* [EXERCISE]:
From the entries below, copy out every line with "JSON" in it.

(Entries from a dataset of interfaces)

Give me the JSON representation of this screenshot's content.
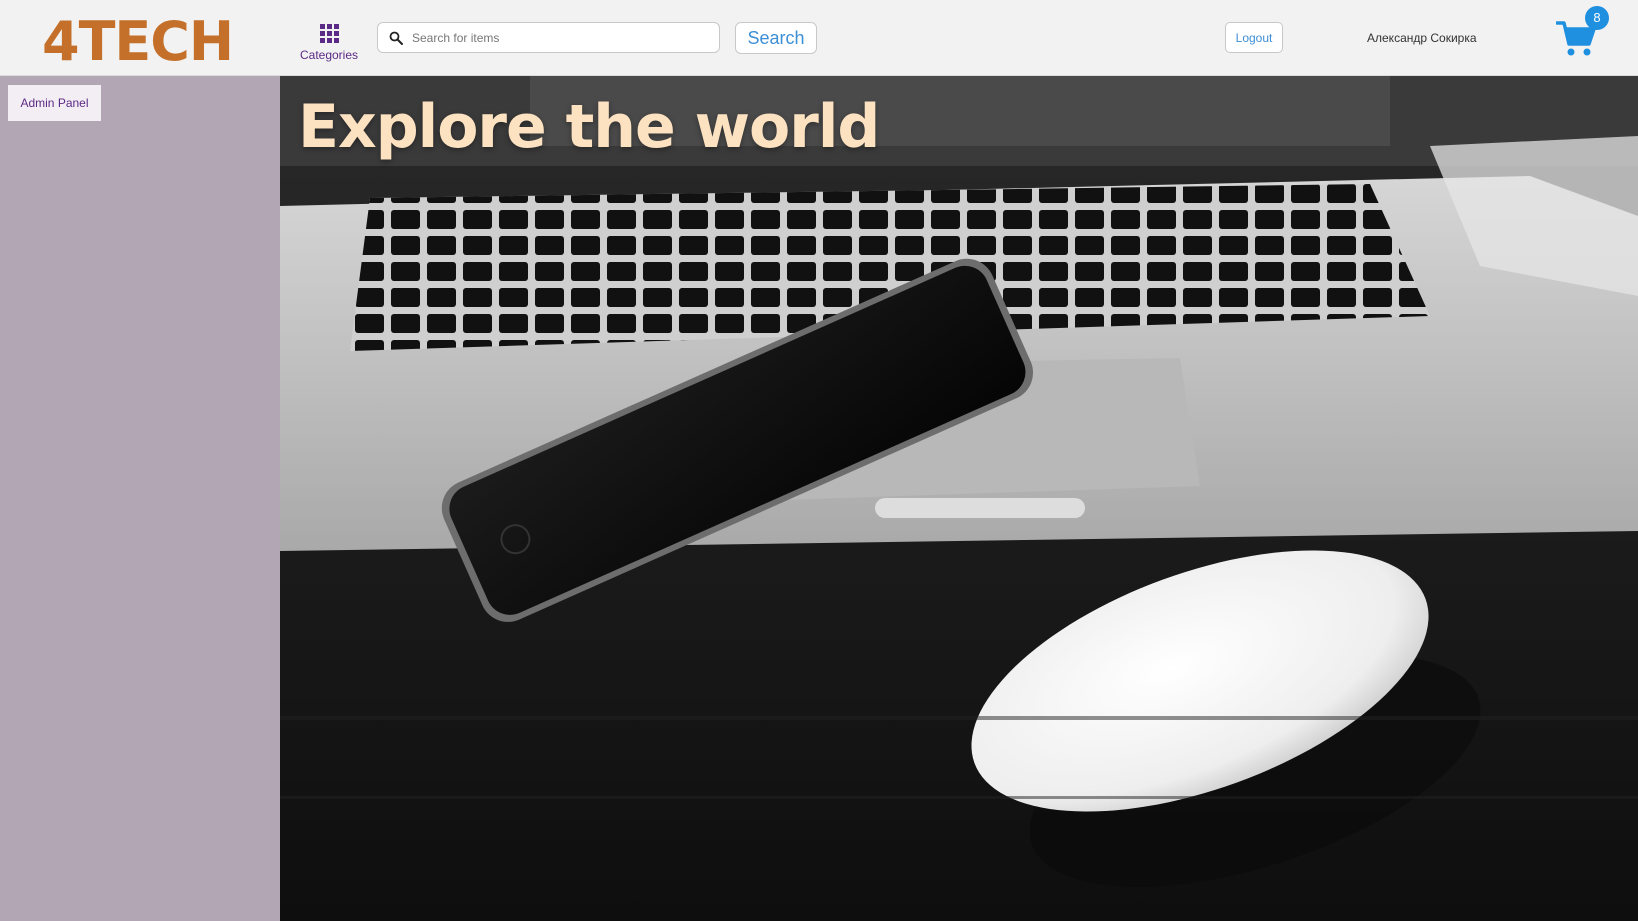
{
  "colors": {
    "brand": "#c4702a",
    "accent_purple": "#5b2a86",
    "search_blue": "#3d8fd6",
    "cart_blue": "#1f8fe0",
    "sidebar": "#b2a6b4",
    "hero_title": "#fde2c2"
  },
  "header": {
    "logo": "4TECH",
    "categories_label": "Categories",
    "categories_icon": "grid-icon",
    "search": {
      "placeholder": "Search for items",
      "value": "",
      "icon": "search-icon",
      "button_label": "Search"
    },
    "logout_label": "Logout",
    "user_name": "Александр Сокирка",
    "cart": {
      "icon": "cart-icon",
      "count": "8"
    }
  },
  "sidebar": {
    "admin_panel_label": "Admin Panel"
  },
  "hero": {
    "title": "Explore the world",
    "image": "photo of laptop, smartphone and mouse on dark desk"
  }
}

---

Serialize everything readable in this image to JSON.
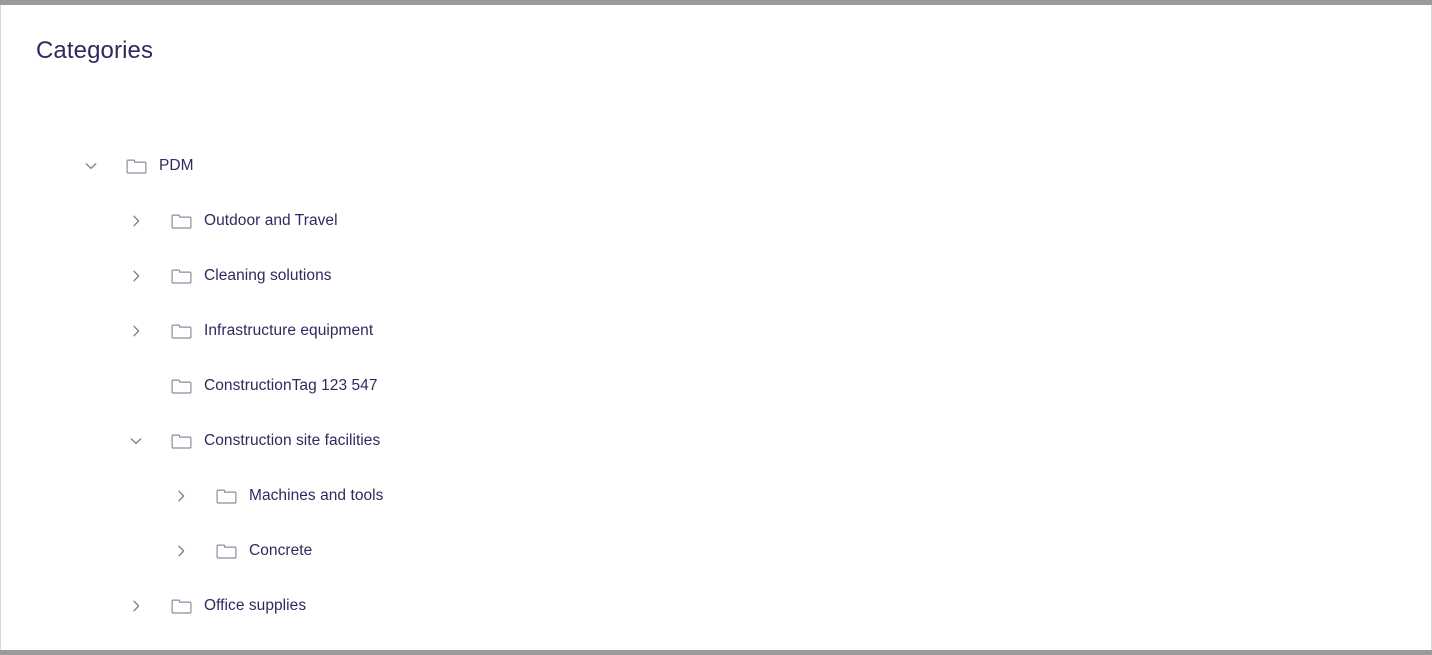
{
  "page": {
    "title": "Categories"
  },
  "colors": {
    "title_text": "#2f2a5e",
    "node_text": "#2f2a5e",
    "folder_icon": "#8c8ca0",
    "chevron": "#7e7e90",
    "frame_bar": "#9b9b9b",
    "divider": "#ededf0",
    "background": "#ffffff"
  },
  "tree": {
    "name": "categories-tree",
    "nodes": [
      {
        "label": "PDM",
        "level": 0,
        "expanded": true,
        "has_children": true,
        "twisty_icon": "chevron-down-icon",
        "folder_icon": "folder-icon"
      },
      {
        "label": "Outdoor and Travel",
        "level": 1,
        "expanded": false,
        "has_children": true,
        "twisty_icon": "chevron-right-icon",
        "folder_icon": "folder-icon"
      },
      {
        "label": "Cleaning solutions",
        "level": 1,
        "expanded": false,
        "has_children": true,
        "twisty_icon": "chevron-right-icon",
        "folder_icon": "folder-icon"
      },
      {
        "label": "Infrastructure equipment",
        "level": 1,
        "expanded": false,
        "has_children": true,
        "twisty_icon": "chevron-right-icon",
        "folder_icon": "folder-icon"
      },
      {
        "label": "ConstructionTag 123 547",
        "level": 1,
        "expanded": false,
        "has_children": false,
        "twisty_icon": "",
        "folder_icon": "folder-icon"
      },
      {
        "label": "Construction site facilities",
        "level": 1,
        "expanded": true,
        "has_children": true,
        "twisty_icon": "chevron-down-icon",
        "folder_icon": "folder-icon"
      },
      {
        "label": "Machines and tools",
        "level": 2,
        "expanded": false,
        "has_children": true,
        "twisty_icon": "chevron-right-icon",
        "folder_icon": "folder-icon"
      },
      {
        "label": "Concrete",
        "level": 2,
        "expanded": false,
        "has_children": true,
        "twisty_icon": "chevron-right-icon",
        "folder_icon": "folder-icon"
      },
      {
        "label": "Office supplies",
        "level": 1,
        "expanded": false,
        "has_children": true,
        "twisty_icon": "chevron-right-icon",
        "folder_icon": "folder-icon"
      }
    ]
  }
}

* [TASK SOLUTION]:
Give me the JSON representation of this screenshot's content.
Serialize everything readable in this image to JSON.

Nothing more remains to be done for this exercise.